OSHA’s San Francisco region, which includes California, Nevada, and Arizona, launched a new pilot program on August 1, 2016 that would allow complainants, under certain circumstances, to ask OSHA to cease its investigation and issue findings for an ALJ to consider. The program is an effort to process cases more quickly in the region. To qualify for expedited treatment, the investigator must first interview the complainant, allow the respondent the opportunity to submit its position statement and meet with OSHA and present statements from witnesses if so desired, and allow the complainant an opportunity to respond to the respondent’s submission.
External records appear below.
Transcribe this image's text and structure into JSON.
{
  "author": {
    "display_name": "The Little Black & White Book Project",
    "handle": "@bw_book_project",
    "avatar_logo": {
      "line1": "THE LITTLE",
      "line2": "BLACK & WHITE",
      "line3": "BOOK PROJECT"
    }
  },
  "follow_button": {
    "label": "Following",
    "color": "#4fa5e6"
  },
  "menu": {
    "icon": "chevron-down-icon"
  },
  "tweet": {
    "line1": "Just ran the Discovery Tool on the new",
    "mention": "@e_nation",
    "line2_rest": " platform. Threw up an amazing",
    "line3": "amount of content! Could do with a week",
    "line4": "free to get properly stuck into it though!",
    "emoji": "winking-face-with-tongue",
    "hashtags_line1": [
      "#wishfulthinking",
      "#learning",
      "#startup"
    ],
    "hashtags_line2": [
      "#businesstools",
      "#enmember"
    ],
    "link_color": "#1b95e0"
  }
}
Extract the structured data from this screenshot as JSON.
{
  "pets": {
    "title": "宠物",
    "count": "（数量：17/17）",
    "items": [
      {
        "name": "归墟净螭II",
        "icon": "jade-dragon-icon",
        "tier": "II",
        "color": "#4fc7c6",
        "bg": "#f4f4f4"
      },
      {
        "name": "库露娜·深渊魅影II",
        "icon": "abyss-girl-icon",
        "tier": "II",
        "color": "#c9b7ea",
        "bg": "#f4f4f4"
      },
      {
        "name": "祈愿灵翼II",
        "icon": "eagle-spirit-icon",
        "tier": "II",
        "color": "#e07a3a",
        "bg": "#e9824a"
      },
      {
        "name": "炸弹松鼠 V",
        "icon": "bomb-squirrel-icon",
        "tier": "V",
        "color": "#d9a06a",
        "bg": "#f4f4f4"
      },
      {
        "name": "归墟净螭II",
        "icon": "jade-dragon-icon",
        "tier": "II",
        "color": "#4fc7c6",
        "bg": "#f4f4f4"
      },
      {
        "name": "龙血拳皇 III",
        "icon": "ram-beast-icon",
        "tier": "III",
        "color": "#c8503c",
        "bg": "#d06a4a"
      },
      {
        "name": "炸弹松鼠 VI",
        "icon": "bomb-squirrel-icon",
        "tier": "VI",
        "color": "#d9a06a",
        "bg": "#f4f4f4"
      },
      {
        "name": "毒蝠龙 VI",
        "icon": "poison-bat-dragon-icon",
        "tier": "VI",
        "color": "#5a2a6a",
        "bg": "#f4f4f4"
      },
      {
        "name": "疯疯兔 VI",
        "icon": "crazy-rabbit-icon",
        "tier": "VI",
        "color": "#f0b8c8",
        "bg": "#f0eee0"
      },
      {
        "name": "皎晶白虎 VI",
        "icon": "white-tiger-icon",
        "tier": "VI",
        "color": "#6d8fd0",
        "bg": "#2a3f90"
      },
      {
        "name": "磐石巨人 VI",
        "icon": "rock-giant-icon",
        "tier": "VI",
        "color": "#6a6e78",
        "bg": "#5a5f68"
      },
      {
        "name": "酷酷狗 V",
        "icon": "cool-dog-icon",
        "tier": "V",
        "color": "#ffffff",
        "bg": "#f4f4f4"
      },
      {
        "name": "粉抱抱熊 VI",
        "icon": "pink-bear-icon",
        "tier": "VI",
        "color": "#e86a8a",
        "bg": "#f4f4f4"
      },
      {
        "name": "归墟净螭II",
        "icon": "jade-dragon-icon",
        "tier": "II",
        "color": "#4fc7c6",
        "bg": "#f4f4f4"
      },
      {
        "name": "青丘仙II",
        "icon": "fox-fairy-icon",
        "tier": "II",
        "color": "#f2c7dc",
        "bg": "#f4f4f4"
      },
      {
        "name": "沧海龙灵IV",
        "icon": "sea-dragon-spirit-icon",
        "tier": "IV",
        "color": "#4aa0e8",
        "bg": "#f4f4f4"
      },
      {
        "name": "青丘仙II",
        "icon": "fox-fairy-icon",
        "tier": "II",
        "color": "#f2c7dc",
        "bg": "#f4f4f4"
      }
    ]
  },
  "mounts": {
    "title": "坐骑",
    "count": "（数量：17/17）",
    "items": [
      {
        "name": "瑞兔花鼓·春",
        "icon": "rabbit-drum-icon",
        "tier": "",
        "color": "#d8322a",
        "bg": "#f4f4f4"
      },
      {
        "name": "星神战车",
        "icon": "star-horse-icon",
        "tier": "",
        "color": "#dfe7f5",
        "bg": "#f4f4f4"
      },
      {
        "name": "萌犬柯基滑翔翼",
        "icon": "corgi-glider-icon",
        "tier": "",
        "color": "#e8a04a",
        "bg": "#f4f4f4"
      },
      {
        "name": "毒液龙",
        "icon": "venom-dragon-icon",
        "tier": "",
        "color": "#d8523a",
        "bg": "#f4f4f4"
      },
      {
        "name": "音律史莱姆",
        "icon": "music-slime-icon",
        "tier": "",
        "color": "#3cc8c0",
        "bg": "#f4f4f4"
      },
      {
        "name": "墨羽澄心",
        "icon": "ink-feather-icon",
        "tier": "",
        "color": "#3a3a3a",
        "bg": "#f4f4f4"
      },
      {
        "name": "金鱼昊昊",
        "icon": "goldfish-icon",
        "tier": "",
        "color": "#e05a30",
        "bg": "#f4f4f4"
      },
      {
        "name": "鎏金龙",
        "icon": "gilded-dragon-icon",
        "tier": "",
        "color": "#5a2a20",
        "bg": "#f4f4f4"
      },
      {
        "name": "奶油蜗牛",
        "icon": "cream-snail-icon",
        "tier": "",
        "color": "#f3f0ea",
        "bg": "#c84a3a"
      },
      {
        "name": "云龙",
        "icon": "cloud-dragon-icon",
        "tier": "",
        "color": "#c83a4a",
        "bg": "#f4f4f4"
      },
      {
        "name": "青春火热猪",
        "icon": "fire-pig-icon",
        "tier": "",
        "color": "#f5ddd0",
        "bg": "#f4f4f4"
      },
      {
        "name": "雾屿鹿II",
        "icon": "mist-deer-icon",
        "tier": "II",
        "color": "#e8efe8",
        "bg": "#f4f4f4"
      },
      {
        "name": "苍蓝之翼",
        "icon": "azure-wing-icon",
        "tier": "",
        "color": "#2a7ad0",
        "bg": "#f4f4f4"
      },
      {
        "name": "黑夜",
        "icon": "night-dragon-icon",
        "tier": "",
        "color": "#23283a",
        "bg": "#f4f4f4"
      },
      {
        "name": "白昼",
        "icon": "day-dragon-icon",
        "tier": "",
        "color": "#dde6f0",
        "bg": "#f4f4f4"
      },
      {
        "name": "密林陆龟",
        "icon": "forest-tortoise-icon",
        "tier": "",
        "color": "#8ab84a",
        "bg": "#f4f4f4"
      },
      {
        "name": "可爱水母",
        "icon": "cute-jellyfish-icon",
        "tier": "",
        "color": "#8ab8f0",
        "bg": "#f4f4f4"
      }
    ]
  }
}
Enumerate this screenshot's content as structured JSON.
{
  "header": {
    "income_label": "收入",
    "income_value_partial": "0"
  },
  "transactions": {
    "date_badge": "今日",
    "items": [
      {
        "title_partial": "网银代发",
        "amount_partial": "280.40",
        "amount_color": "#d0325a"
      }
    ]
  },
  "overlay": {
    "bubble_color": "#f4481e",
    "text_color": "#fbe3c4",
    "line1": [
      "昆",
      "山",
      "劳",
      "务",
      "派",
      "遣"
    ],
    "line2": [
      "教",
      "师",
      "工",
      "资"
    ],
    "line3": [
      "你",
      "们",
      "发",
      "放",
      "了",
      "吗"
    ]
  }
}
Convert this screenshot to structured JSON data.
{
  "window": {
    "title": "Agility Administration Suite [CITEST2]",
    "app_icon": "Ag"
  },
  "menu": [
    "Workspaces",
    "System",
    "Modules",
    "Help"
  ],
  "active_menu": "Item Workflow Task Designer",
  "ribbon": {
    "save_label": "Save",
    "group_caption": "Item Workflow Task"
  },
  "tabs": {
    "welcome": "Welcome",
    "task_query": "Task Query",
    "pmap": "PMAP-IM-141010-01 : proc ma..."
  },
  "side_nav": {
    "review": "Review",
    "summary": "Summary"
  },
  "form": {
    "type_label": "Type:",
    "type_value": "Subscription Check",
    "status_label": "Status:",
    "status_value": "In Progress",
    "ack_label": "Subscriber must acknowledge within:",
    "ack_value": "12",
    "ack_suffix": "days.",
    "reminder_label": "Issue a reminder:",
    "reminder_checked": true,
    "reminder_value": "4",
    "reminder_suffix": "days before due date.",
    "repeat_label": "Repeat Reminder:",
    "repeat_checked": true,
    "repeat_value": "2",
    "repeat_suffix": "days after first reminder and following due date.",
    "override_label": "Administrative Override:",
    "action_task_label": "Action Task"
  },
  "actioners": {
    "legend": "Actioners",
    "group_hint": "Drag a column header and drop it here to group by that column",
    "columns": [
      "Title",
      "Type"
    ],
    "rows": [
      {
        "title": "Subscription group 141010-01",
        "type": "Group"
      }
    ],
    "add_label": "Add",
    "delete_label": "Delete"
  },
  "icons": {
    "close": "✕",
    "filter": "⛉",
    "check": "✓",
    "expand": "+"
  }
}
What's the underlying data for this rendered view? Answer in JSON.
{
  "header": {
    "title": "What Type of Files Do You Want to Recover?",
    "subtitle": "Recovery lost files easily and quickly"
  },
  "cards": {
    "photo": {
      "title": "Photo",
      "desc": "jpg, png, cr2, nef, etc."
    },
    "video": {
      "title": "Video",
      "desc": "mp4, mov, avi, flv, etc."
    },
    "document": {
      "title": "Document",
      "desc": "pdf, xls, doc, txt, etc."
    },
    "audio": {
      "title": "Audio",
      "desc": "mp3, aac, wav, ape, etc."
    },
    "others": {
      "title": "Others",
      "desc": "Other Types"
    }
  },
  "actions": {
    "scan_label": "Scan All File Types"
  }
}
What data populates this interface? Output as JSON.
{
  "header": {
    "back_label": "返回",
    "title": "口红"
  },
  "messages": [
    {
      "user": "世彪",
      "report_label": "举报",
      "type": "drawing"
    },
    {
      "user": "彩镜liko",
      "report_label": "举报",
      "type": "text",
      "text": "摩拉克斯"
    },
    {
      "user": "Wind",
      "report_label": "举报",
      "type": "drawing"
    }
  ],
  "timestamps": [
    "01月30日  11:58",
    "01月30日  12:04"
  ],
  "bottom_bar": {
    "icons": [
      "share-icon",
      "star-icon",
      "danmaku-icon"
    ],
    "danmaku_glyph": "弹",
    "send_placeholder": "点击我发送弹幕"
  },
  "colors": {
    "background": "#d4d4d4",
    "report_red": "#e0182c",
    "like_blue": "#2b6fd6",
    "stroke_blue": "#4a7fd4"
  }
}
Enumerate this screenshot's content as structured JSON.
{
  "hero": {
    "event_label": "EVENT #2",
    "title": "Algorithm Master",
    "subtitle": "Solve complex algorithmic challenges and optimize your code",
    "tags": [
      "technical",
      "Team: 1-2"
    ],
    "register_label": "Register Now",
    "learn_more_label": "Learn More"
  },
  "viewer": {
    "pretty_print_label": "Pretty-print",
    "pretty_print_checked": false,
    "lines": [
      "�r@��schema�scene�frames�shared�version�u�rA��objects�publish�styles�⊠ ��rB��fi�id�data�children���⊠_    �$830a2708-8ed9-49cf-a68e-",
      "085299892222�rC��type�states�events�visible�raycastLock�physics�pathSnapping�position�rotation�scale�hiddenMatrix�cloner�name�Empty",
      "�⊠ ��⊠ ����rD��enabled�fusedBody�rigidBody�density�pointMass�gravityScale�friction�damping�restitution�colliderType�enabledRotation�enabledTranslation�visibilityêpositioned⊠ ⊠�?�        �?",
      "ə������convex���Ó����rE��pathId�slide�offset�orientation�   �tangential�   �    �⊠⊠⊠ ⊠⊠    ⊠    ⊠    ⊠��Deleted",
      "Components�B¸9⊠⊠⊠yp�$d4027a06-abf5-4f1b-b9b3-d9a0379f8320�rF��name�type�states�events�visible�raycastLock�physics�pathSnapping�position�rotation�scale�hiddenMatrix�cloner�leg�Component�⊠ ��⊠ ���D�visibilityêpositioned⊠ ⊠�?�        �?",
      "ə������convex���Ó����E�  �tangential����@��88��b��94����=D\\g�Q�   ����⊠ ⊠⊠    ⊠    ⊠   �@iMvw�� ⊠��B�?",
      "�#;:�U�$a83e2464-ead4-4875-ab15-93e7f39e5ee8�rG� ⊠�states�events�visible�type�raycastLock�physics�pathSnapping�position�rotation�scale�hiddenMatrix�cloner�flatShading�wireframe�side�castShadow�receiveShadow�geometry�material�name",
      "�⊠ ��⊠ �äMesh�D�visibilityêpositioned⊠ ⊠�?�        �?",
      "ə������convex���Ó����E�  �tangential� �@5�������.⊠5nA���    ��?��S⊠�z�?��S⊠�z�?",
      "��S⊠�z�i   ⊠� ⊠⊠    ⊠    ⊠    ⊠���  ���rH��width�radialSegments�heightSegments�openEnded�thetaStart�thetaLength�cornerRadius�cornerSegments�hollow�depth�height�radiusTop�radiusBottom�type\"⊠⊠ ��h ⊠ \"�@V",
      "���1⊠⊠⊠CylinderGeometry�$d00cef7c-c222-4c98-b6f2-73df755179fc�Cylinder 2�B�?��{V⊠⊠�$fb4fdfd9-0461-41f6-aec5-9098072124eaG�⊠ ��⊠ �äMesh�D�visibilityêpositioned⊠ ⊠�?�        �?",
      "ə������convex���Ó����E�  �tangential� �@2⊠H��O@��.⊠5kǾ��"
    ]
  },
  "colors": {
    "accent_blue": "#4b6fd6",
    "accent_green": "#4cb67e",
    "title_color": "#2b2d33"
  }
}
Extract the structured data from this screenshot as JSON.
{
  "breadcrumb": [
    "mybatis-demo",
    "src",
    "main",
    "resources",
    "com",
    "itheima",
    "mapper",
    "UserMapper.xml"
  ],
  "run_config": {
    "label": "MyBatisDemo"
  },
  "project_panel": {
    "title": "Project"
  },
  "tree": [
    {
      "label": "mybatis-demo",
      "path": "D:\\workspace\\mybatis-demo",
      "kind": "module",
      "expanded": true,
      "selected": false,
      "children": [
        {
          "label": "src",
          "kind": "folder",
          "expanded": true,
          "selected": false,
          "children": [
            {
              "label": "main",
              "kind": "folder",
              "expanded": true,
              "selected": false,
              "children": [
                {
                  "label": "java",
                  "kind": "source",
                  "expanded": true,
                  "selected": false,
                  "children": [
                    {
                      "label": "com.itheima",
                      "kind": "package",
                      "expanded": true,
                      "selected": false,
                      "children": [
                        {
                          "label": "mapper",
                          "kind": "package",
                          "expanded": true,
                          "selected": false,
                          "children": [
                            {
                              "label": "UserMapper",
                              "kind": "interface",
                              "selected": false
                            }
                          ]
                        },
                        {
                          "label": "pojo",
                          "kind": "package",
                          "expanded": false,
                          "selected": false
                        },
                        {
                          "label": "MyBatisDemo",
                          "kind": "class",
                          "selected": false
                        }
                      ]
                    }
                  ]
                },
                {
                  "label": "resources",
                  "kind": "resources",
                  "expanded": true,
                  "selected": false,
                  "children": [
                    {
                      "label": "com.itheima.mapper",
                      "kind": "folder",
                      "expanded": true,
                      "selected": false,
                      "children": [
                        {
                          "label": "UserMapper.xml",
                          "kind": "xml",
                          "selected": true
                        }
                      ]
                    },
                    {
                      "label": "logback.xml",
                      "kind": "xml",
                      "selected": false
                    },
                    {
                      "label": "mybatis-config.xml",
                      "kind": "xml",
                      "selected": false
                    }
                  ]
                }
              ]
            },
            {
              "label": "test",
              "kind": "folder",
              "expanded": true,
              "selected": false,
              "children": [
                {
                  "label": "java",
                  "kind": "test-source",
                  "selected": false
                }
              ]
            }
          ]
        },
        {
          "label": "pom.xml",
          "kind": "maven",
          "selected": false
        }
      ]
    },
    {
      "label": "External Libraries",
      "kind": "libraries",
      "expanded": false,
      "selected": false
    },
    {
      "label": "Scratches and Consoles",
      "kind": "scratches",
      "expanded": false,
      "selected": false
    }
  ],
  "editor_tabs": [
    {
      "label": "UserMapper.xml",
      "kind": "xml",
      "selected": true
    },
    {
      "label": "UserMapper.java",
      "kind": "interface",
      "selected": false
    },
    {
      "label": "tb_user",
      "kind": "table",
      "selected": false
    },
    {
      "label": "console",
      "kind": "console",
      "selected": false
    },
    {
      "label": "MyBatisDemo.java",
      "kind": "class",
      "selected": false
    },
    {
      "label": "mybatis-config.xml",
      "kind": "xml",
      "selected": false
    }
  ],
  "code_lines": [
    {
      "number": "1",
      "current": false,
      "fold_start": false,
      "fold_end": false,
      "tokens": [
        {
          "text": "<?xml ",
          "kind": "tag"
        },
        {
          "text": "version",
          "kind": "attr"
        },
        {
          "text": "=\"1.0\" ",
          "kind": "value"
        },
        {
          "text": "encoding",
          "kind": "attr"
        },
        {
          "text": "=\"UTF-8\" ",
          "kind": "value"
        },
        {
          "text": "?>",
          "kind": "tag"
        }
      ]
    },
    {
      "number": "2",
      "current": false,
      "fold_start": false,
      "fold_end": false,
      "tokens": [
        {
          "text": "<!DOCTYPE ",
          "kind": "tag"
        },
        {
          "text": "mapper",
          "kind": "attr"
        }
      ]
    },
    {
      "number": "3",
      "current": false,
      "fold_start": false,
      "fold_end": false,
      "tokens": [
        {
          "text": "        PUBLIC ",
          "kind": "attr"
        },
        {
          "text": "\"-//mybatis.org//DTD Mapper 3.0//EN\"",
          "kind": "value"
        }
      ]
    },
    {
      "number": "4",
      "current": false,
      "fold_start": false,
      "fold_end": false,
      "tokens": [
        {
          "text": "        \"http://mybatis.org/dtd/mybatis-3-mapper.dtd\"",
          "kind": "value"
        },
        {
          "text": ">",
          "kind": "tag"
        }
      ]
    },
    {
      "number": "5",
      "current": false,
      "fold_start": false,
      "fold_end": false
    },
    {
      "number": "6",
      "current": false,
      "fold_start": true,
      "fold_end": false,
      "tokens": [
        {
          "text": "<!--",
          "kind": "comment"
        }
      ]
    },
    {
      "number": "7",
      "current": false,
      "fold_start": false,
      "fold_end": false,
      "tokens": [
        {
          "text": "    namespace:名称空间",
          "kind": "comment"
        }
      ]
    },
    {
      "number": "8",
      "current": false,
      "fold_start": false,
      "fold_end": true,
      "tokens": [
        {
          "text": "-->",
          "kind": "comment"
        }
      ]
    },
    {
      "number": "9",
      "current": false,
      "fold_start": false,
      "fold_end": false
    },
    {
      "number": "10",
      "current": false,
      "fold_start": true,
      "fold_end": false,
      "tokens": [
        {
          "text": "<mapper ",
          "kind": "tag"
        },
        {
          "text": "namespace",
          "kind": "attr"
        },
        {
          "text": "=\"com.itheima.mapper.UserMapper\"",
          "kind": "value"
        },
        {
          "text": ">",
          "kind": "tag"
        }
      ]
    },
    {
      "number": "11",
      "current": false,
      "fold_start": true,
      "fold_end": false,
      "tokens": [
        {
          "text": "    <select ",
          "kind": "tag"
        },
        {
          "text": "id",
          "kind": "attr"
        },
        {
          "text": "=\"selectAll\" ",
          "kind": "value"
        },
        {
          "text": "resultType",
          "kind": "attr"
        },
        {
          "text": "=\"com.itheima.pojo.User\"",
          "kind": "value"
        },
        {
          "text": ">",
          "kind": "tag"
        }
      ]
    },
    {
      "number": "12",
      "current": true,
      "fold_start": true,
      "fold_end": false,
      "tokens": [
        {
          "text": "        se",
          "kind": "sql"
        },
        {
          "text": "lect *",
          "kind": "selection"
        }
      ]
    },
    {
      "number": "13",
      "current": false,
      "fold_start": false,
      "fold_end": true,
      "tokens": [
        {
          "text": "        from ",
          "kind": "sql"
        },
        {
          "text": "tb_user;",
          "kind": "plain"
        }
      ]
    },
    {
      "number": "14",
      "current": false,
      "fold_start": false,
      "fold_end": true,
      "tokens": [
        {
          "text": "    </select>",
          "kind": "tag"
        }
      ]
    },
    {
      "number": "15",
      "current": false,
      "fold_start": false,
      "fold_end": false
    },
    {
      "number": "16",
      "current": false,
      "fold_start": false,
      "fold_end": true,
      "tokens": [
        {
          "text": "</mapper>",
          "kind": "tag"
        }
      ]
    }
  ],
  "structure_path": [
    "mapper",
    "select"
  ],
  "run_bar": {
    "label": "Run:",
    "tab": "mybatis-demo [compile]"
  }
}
Trying to keep your illness and injury reports low profile? According to new rules proposed by the Occupational Safety and Health Administration (“OSHA”), not under their watch! At an estimated cost of $10.5 million per year to employers, OSHA’s three new proposed rules will impact approximately 480,000 employers by making their injury and illness records publicly available for the first time. See Improve Tracking of Workplace Injuries and Illnesses, 78 Fed. Reg. 67273, 67275 (proposed Nov. 8, 2013) (to be codified at 29 C.F.R. pt. 1904). READ MORE